Eventually many began to think and say “oh, we didn’t really believe THAT, you’re confused, it was just the general idea, that we should be “ready,” just in case.” For we as a people have traded in our memories of that frenzied time where eternity hung on the cusp of a divine intervention for something more reasonable. We began to backfill memories with a more normalized version of how things were. Like a modern camera stabilization system, which takes a shaky video recording and creates a smoother image by removing the shake, we too “stabilized” our recollection. We traded in old and embarrassing ideas for updated and revised editions. And it was somewhere during this this transitory period of ideas, as the Slavic Pentecostal movement matured, that I became disillusioned with Pentecostalism and could no longer say “we.”

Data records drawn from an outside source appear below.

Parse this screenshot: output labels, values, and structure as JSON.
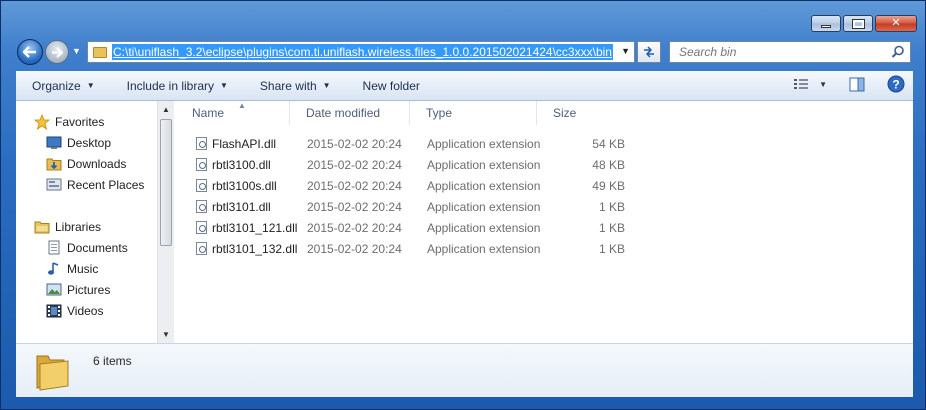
{
  "window": {
    "colors": {
      "frame": "#2a6cc0",
      "selection": "#3399ff",
      "content_bg": "#ffffff"
    }
  },
  "address_bar": {
    "path": "C:\\ti\\uniflash_3.2\\eclipse\\plugins\\com.ti.uniflash.wireless.files_1.0.0.201502021424\\cc3xxx\\bin"
  },
  "search": {
    "placeholder": "Search bin"
  },
  "toolbar": {
    "organize": "Organize",
    "include_in_library": "Include in library",
    "share_with": "Share with",
    "new_folder": "New folder"
  },
  "nav_pane": {
    "favorites": {
      "label": "Favorites",
      "items": [
        {
          "label": "Desktop",
          "icon": "desktop-icon"
        },
        {
          "label": "Downloads",
          "icon": "downloads-icon"
        },
        {
          "label": "Recent Places",
          "icon": "recent-places-icon"
        }
      ]
    },
    "libraries": {
      "label": "Libraries",
      "items": [
        {
          "label": "Documents",
          "icon": "documents-icon"
        },
        {
          "label": "Music",
          "icon": "music-icon"
        },
        {
          "label": "Pictures",
          "icon": "pictures-icon"
        },
        {
          "label": "Videos",
          "icon": "videos-icon"
        }
      ]
    }
  },
  "columns": {
    "name": "Name",
    "date": "Date modified",
    "type": "Type",
    "size": "Size"
  },
  "files": [
    {
      "name": "FlashAPI.dll",
      "date": "2015-02-02 20:24",
      "type": "Application extension",
      "size": "54 KB"
    },
    {
      "name": "rbtl3100.dll",
      "date": "2015-02-02 20:24",
      "type": "Application extension",
      "size": "48 KB"
    },
    {
      "name": "rbtl3100s.dll",
      "date": "2015-02-02 20:24",
      "type": "Application extension",
      "size": "49 KB"
    },
    {
      "name": "rbtl3101.dll",
      "date": "2015-02-02 20:24",
      "type": "Application extension",
      "size": "1 KB"
    },
    {
      "name": "rbtl3101_121.dll",
      "date": "2015-02-02 20:24",
      "type": "Application extension",
      "size": "1 KB"
    },
    {
      "name": "rbtl3101_132.dll",
      "date": "2015-02-02 20:24",
      "type": "Application extension",
      "size": "1 KB"
    }
  ],
  "details": {
    "item_count": "6 items"
  }
}
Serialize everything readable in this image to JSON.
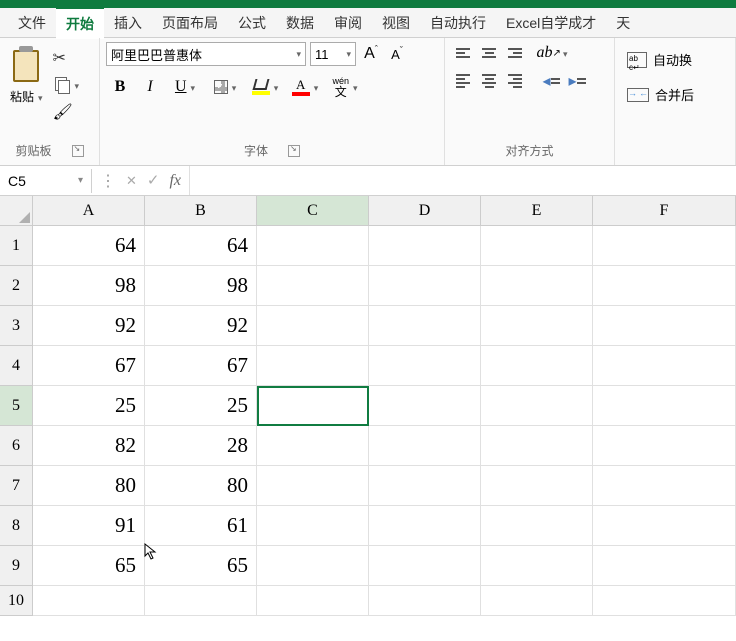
{
  "menubar": {
    "tabs": [
      "文件",
      "开始",
      "插入",
      "页面布局",
      "公式",
      "数据",
      "审阅",
      "视图",
      "自动执行",
      "Excel自学成才",
      "天"
    ],
    "active_index": 1
  },
  "ribbon": {
    "clipboard": {
      "paste": "粘贴",
      "group_label": "剪贴板"
    },
    "font": {
      "name": "阿里巴巴普惠体",
      "size": "11",
      "increase": "A",
      "decrease": "A",
      "bold": "B",
      "italic": "I",
      "underline": "U",
      "wen_top": "wén",
      "wen_bottom": "文",
      "group_label": "字体"
    },
    "align": {
      "group_label": "对齐方式",
      "wrap_label": "自动换",
      "merge_label": "合并后"
    }
  },
  "namebox": "C5",
  "fx": "fx",
  "columns": [
    "A",
    "B",
    "C",
    "D",
    "E",
    "F"
  ],
  "rows": [
    "1",
    "2",
    "3",
    "4",
    "5",
    "6",
    "7",
    "8",
    "9",
    "10"
  ],
  "cells": {
    "A": [
      64,
      98,
      92,
      67,
      25,
      82,
      80,
      91,
      65
    ],
    "B": [
      64,
      98,
      92,
      67,
      25,
      28,
      80,
      61,
      65
    ]
  },
  "active": {
    "col": "C",
    "row": 5
  }
}
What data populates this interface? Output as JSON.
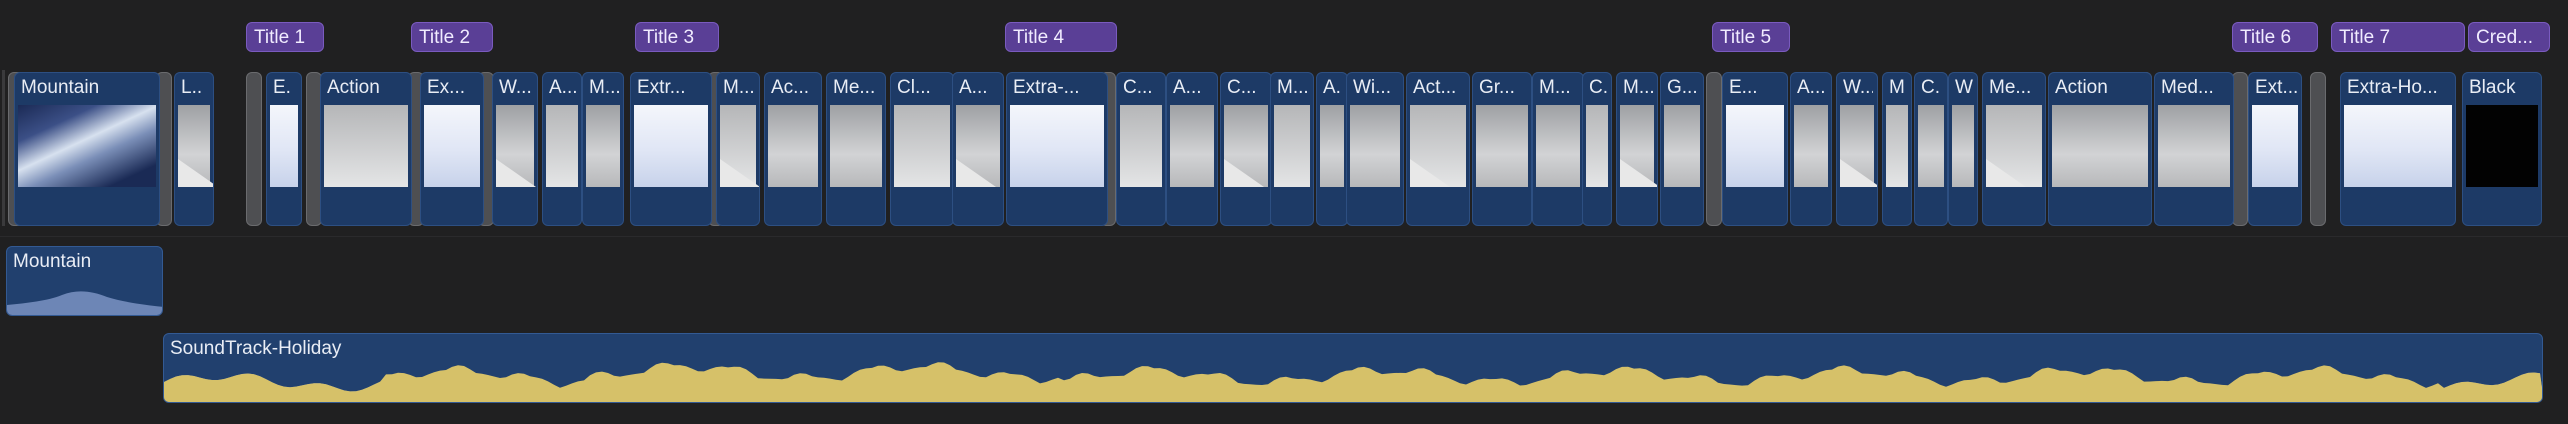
{
  "titles": [
    {
      "label": "Title 1"
    },
    {
      "label": "Title 2"
    },
    {
      "label": "Title 3"
    },
    {
      "label": "Title 4"
    },
    {
      "label": "Title 5"
    },
    {
      "label": "Title 6"
    },
    {
      "label": "Title 7"
    },
    {
      "label": "Cred..."
    }
  ],
  "clips": [
    {
      "label": "Mountain",
      "kind": "photo"
    },
    {
      "label": "L..",
      "kind": "grey"
    },
    {
      "label": "E.",
      "kind": "bright"
    },
    {
      "label": "Action",
      "kind": "grey"
    },
    {
      "label": "Ex...",
      "kind": "bright"
    },
    {
      "label": "W...",
      "kind": "grey"
    },
    {
      "label": "A...",
      "kind": "grey"
    },
    {
      "label": "M...",
      "kind": "grey"
    },
    {
      "label": "Extr...",
      "kind": "bright"
    },
    {
      "label": "M...",
      "kind": "grey"
    },
    {
      "label": "Ac...",
      "kind": "grey"
    },
    {
      "label": "Me...",
      "kind": "grey"
    },
    {
      "label": "Cl...",
      "kind": "grey"
    },
    {
      "label": "A...",
      "kind": "grey"
    },
    {
      "label": "Extra-...",
      "kind": "bright"
    },
    {
      "label": "C...",
      "kind": "grey"
    },
    {
      "label": "A...",
      "kind": "grey"
    },
    {
      "label": "C...",
      "kind": "grey"
    },
    {
      "label": "M...",
      "kind": "grey"
    },
    {
      "label": "A.",
      "kind": "grey"
    },
    {
      "label": "Wi...",
      "kind": "grey"
    },
    {
      "label": "Act...",
      "kind": "grey"
    },
    {
      "label": "Gr...",
      "kind": "grey"
    },
    {
      "label": "M...",
      "kind": "grey"
    },
    {
      "label": "C.",
      "kind": "grey"
    },
    {
      "label": "M...",
      "kind": "grey"
    },
    {
      "label": "G...",
      "kind": "grey"
    },
    {
      "label": "E...",
      "kind": "bright"
    },
    {
      "label": "A...",
      "kind": "grey"
    },
    {
      "label": "W...",
      "kind": "grey"
    },
    {
      "label": "M",
      "kind": "grey"
    },
    {
      "label": "C.",
      "kind": "grey"
    },
    {
      "label": "W",
      "kind": "grey"
    },
    {
      "label": "Me...",
      "kind": "grey"
    },
    {
      "label": "Action",
      "kind": "grey"
    },
    {
      "label": "Med...",
      "kind": "grey"
    },
    {
      "label": "Ext...",
      "kind": "bright"
    },
    {
      "label": "Extra-Ho...",
      "kind": "bright"
    },
    {
      "label": "Black",
      "kind": "dark"
    }
  ],
  "audio": [
    {
      "label": "Mountain"
    },
    {
      "label": "SoundTrack-Holiday"
    }
  ]
}
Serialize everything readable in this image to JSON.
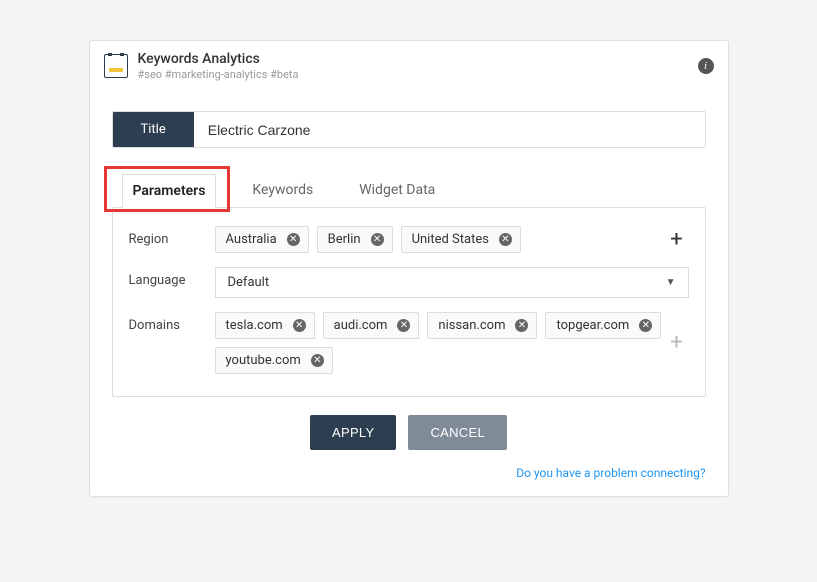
{
  "header": {
    "title": "Keywords Analytics",
    "subtitle": "#seo #marketing-analytics #beta"
  },
  "title_field": {
    "label": "Title",
    "value": "Electric Carzone"
  },
  "tabs": [
    {
      "label": "Parameters",
      "active": true
    },
    {
      "label": "Keywords",
      "active": false
    },
    {
      "label": "Widget Data",
      "active": false
    }
  ],
  "params": {
    "region": {
      "label": "Region",
      "chips": [
        "Australia",
        "Berlin",
        "United States"
      ]
    },
    "language": {
      "label": "Language",
      "value": "Default"
    },
    "domains": {
      "label": "Domains",
      "chips": [
        "tesla.com",
        "audi.com",
        "nissan.com",
        "topgear.com",
        "youtube.com"
      ]
    }
  },
  "actions": {
    "apply": "APPLY",
    "cancel": "CANCEL"
  },
  "footer": {
    "help_link": "Do you have a problem connecting?"
  }
}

I have many more efflorescent feelings about that time when we danced with eternity, my memory yet scintillates with beautiful nostalgic imagery from that faint twinkle in time. And even if everyone forgets the rapture which never happened, I will always cherish the deep anticipatory longing we once had. I will always remember those fleeting moments when we lived at the end of the world, on the edge of infinity.